Today’s interview spotlight introduces new PDMI author Brian McKinley, who, like me, has been writing about as long as he’s been thinking. Brian’s a talented guy with a great imagination–so I’ll just let him speak for himself.
How long have you been writing, and how did you get started?
I’ve been writing and creating stories since I was old enough to put words on paper. I was terrible at drawing, so I was the kid who wrote little stories and gave them to my parents and grand-parents. Throughout my entire life, I never had much doubt that writing was something I wanted to do as a life’s work. I added acting for a while, but decided that I was a better writer than actor. Oddly enough, though, despite my certainty, I followed a lot of false-starts before hitting my current path. I dabbled in a lot of different genres and story types before I found my current niche.
Who are your favorite authors?
Stephen King, Thomas Harris, Jim Butcher, George R. R. Martin, P.N. Elrod, Colleen McCollough, H.G. Wells. Steven Saylor, Frank Herbert, Jim Thompson, Raymond Chandler, Max Allen Collins, and Neil Gaiman.
Name one author who’s been most influential on you?
I’d have to say that Stephen King’s been the most influential. He really helped break me out of the idea that writing had to be polite. His book On Writing was the most eye-opening and exciting book about the craft that I’d ever read. I loved King’s fearlessness with his characters. He doesn’t care whether you like them or not, they just are who they are. Same with Martin as I read his Song of Ice and Fire, I loved his world-building and the way he’ll pull the rug out from under you. No characters are absolutely safe in their worlds, just like in real life. As fantastic as their worlds are, I believe them because they have an uncertainty and untidiness that I recognize from life.
What’s your favorite genre, and why?
Probably urban fantasy nowadays, though it’s starting to become too overpopulated. I read a fair range of things, but I often restrict my reading to things that are of benefit to the project I’m working on at the time. Right now I’m reading a lot of vampire novels to get a feel for what’s out there and keep my head in the right space. However, I’m going to make an exception for Doctor Sleep, which I have to read! I like reading historical novels, fantasy, crime novels, and psychological thrillers as well as vampire fiction. I actually don’t read a lot of horror, which surprises people. Mostly, I’ll read anything that sounds interesting, but most of my reading is these days is keeping up with series that I like and trying to inspire myself by reading other great books.
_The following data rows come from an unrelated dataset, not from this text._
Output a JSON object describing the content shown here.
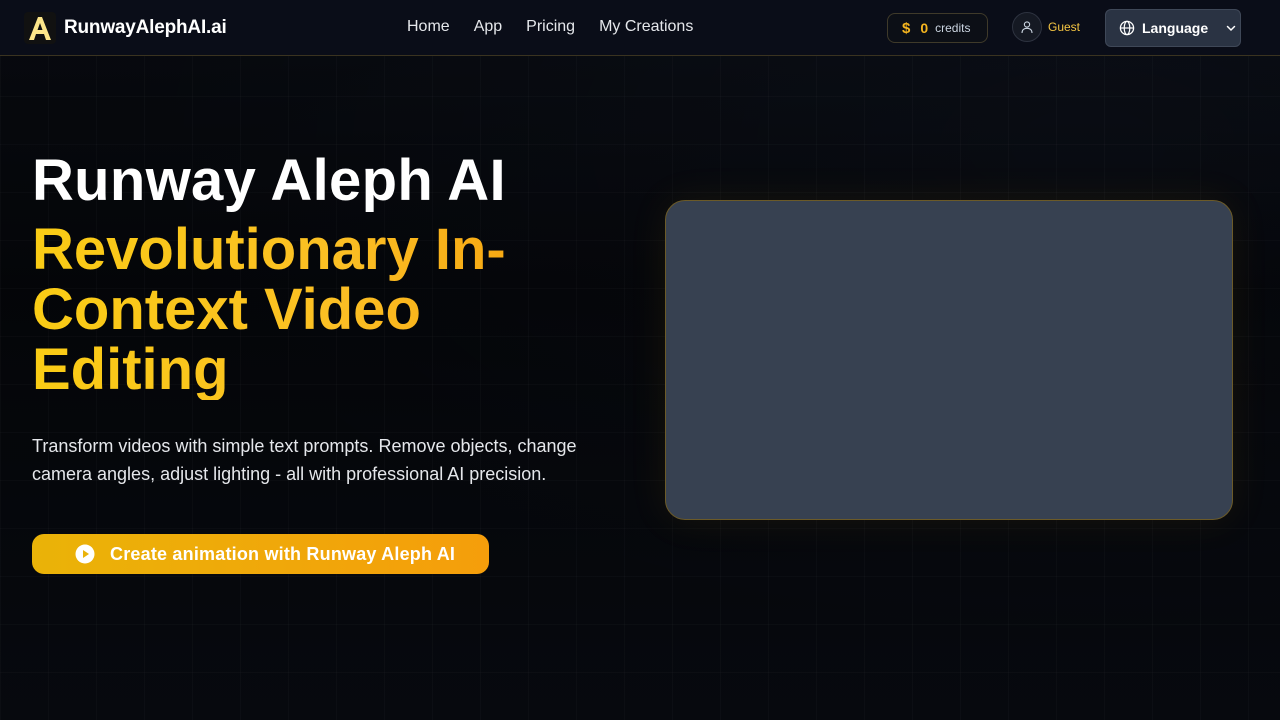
{
  "navbar": {
    "brand": {
      "logo_letter": "A",
      "name": "RunwayAlephAI.ai"
    },
    "links": [
      {
        "label": "Home"
      },
      {
        "label": "App"
      },
      {
        "label": "Pricing"
      },
      {
        "label": "My Creations"
      }
    ],
    "credits": {
      "icon": "dollar-icon",
      "amount": "0",
      "label": "credits"
    },
    "user": {
      "icon": "user-icon",
      "label": "Guest"
    },
    "language": {
      "icon": "globe-icon",
      "label": "Language",
      "chevron": "chevron-down-icon"
    }
  },
  "hero": {
    "title": "Runway Aleph AI",
    "subtitle": "Revolutionary In-Context Video Editing",
    "description": "Transform videos with simple text prompts. Remove objects, change camera angles, adjust lighting - all with professional AI precision.",
    "cta": {
      "icon": "play-circle-icon",
      "label": "Create animation with Runway Aleph AI"
    }
  },
  "colors": {
    "accent": "#f5b51f",
    "gradient_start": "#facc15",
    "gradient_end": "#f59e0b",
    "panel": "#374151",
    "nav_bg": "#0a0d18"
  }
}
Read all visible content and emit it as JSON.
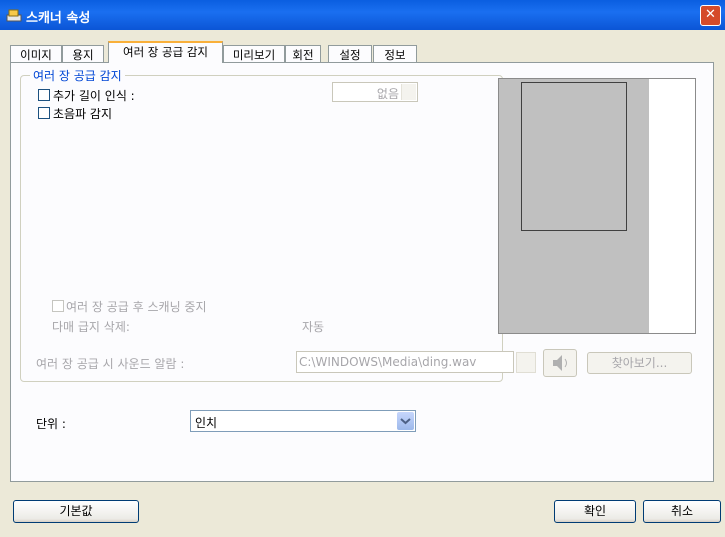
{
  "window": {
    "title": "스캐너 속성",
    "close_symbol": "✕"
  },
  "tabs": [
    {
      "label": "이미지"
    },
    {
      "label": "용지"
    },
    {
      "label": "여러 장 공급 감지"
    },
    {
      "label": "미리보기"
    },
    {
      "label": "회전"
    },
    {
      "label": "설정"
    },
    {
      "label": "정보"
    }
  ],
  "group": {
    "title": "여러 장 공급 감지",
    "extra_length_label": "추가 길이 인식 :",
    "extra_length_value": "없음",
    "ultrasonic_label": "초음파 감지",
    "stop_after_label": "여러 장 공급 후 스캐닝 중지",
    "multi_delete_label": "다매 급지 삭제:",
    "multi_delete_value": "자동",
    "sound_label": "여러 장 공급 시 사운드 알람 :",
    "sound_path": "C:\\WINDOWS\\Media\\ding.wav",
    "browse_label": "찾아보기..."
  },
  "unit": {
    "label": "단위 :",
    "value": "인치"
  },
  "buttons": {
    "default": "기본값",
    "ok": "확인",
    "cancel": "취소"
  }
}
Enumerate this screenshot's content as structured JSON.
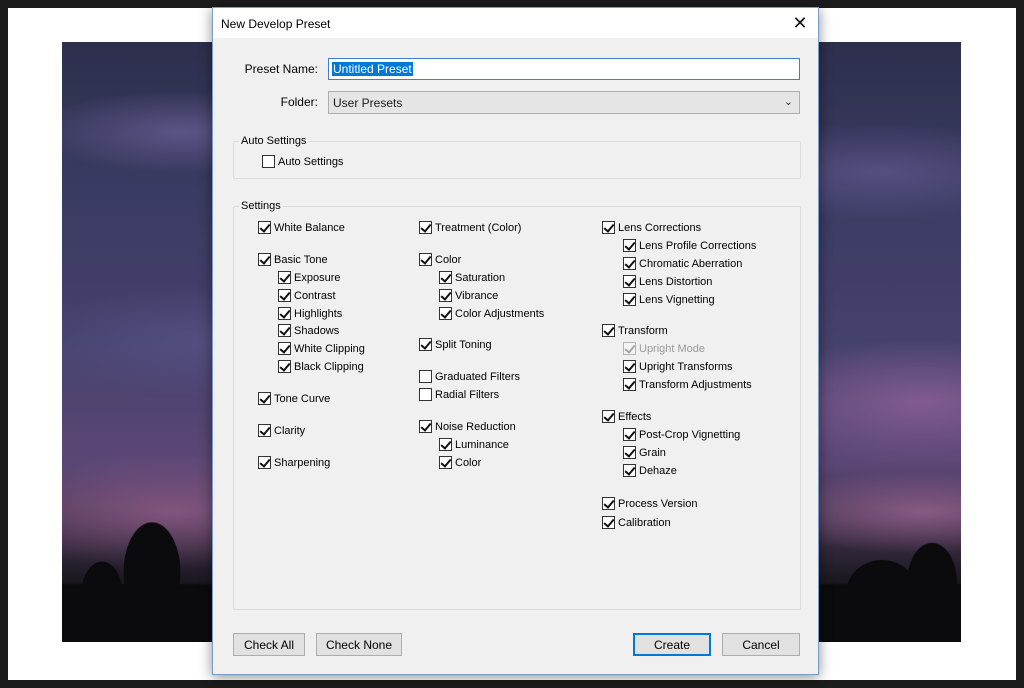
{
  "dialog": {
    "title": "New Develop Preset",
    "preset_name_label": "Preset Name:",
    "preset_name_value": "Untitled Preset",
    "folder_label": "Folder:",
    "folder_value": "User Presets"
  },
  "auto_settings": {
    "legend": "Auto Settings",
    "checkbox_label": "Auto Settings",
    "checked": false
  },
  "settings": {
    "legend": "Settings",
    "col1": [
      {
        "label": "White Balance",
        "checked": true
      },
      {
        "label": "Basic Tone",
        "checked": true
      },
      {
        "label": "Exposure",
        "checked": true
      },
      {
        "label": "Contrast",
        "checked": true
      },
      {
        "label": "Highlights",
        "checked": true
      },
      {
        "label": "Shadows",
        "checked": true
      },
      {
        "label": "White Clipping",
        "checked": true
      },
      {
        "label": "Black Clipping",
        "checked": true
      },
      {
        "label": "Tone Curve",
        "checked": true
      },
      {
        "label": "Clarity",
        "checked": true
      },
      {
        "label": "Sharpening",
        "checked": true
      }
    ],
    "col2": [
      {
        "label": "Treatment (Color)",
        "checked": true
      },
      {
        "label": "Color",
        "checked": true
      },
      {
        "label": "Saturation",
        "checked": true
      },
      {
        "label": "Vibrance",
        "checked": true
      },
      {
        "label": "Color Adjustments",
        "checked": true
      },
      {
        "label": "Split Toning",
        "checked": true
      },
      {
        "label": "Graduated Filters",
        "checked": false
      },
      {
        "label": "Radial Filters",
        "checked": false
      },
      {
        "label": "Noise Reduction",
        "checked": true
      },
      {
        "label": "Luminance",
        "checked": true
      },
      {
        "label": "Color",
        "checked": true
      }
    ],
    "col3": [
      {
        "label": "Lens Corrections",
        "checked": true
      },
      {
        "label": "Lens Profile Corrections",
        "checked": true
      },
      {
        "label": "Chromatic Aberration",
        "checked": true
      },
      {
        "label": "Lens Distortion",
        "checked": true
      },
      {
        "label": "Lens Vignetting",
        "checked": true
      },
      {
        "label": "Transform",
        "checked": true
      },
      {
        "label": "Upright Mode",
        "checked": true,
        "disabled": true
      },
      {
        "label": "Upright Transforms",
        "checked": true
      },
      {
        "label": "Transform Adjustments",
        "checked": true
      },
      {
        "label": "Effects",
        "checked": true
      },
      {
        "label": "Post-Crop Vignetting",
        "checked": true
      },
      {
        "label": "Grain",
        "checked": true
      },
      {
        "label": "Dehaze",
        "checked": true
      },
      {
        "label": "Process Version",
        "checked": true
      },
      {
        "label": "Calibration",
        "checked": true
      }
    ]
  },
  "buttons": {
    "check_all": "Check All",
    "check_none": "Check None",
    "create": "Create",
    "cancel": "Cancel"
  },
  "icons": {
    "close": "close-icon",
    "dropdown": "chevron-down-icon"
  }
}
What do you think you do best as an author, and what do you feel like you most need to work on?
That’s a great question and one that every author should consider! I think my strengths are my characters. I won’t say that they live and breathe for me, but I do think about them a lot and they often live with me for years before ever making it onto a page. So, by the time they get there, they’ve got a lot to say. The thing I think I really need to work on is plotting.
Any advice for beginning writers?
Paraphrasing King: “Keep reading, keep writing.”
What’s your favorite food?
Tough one. My mom’s chicken and rice.
How did you hear about PDMI Publishing, your current publisher?
From my friends and fellow PDMI-authors Daven Anderson and Emily Guido.